When people put on a ‘false’ smile where the teeth are exposed but the eyes are cold, it is transparently obvious. Genuine smiles have three elements:
- The mouth. This lengthens as its corners move out and up, usually displaying the upper teeth. Although different people smile in different ways, showing the bottom teeth is sometimes a sign that the smile is false, as the lips have been ‘forced’ apart too far.
- The eyes. The lower eyelids become slightly raised, with wrinkles below them. Crow’s feet crease the skin at the corners.
- The cheeks. These rise and bulge, sometimes enough to narrow the eyes, and emphasize the crow’s feet and nose-to-mouth wrinkles.
For example, the smile below on Tony Blair’s wife Cherie looks false. The sides of the mouth have been pulled apart showing the bottom teeth, but there is no upward curve, no cheek bulging and no expression whatever in the eyes.
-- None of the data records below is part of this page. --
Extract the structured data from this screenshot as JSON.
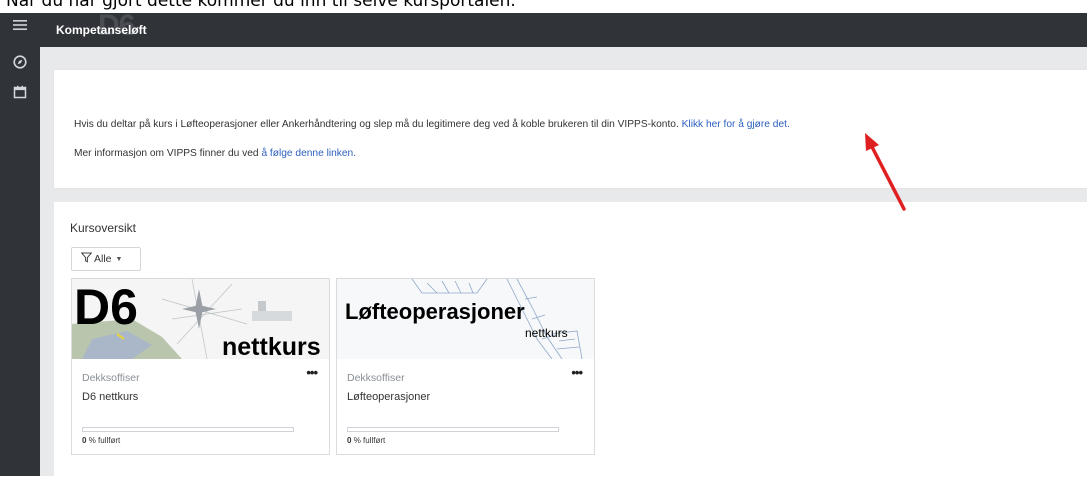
{
  "caption": "Når du har gjort dette kommer du inn til selve kursportalen.",
  "header": {
    "brand": "Kompetanseløft",
    "brand_logo_text": "D6"
  },
  "icons": {
    "menu": "hamburger-icon",
    "explore": "compass-icon",
    "calendar": "calendar-icon"
  },
  "info": {
    "line1_text": "Hvis du deltar på kurs i Løfteoperasjoner eller Ankerhåndtering og slep må du legitimere deg ved å koble brukeren til din VIPPS-konto.",
    "line1_link": "Klikk her for å gjøre det.",
    "line2_text": "Mer informasjon om VIPPS finner du ved",
    "line2_link": "å følge denne linken."
  },
  "courses_section": {
    "title": "Kursoversikt",
    "filter_label": "Alle",
    "courses": [
      {
        "thumb_title": "D6",
        "thumb_subtitle": "nettkurs",
        "category": "Dekksoffiser",
        "name": "D6 nettkurs",
        "progress_pct": "0",
        "progress_suffix": "% fullført",
        "progress_value": 0
      },
      {
        "thumb_title": "Løfteoperasjoner",
        "thumb_subtitle": "nettkurs",
        "category": "Dekksoffiser",
        "name": "Løfteoperasjoner",
        "progress_pct": "0",
        "progress_suffix": "% fullført",
        "progress_value": 0
      }
    ]
  },
  "colors": {
    "topbar": "#303439",
    "link": "#2c5fbf",
    "annotation_arrow": "#e02020",
    "background": "#e8e9eb"
  }
}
Now compare the two smiles from her husband. At first glance they may seem similar, but they aren’t.
The first is a genuine smile. The corners of the mouth are slightly turned up, the eyes are crinkled, and the lower eyelids are raised. The second, although similar, gives a different impression. The teeth are still exposed in his trademark grin, but the corners are pulled back to expose the teeth, not up (there is no fold halfway up the cheek), the lower teeth are exposed as the bottom lip is forced down and the eyes appear uninvolved.
I believe this is one reason Blair’s ‘trustworthy’ factor plummeted over the last two years of his time in power– too often his smiles appeared ‘pasted on’ just for the benefit of the camera.
Now compare the two smiles below from former UK Prime Minister David Cameron and President Bush:
David Cameron’s seems natural, genuine and unforced, primarily because the eyes are fully involved. It looks like he wouldn’t be able to switch it off easily. George Bush Jnr’s on the other hand, seems forced because it is more like the fleeting, easy-to-assume but just as easy-to-drop, tight-lipped smile we might get from a bank clerk.
Some people are natural smilers, others are not. If you conjure up a mental image of someone (let’s say a politician) it will be an amalgam of all the images you have seen and mentally stored of that person. If you are used to seeing them smiling, the image will be too, and vice versa.
Natural smilers include Rudi Giuliani, Tony Blair and Italian premier Silvio Berlusconi. Natural non-smilers would include UK ex-Prime Minister Gordon Brown, Russian Premier Vladimir Putin, German Chancellor Angela Merkel and ex-French President Jacques Chirac (the latter two permanently look as if their pets have just died – having said that, you probably would as well if you had to govern France. As President de Gaulle famously once said, ‘How can you govern a country which has 246 types of cheese?’).
Some people have a naturally hang-dog expression, where the corners of their mouths are permanently pulled downwards. When done as a ’one-off’ it shows that the person is angry, depressed, bored, unhappy or tense.
However, if a person tends to feel like this throughout their life, their face can set like that permanently (when your gran said ‘don’t do that – your face will set like that’, she was right).
Research has shown that such people are liked less, receive less eye contact and are avoided in the street. So if you’re a non-smiler by nature, simply be aware that the stress of speaking in public will probably mean that you will forget to smile at all, so you need to put more effort into it.
If you’re reading from notes, put a smiley face at the top of each page to remind yourself.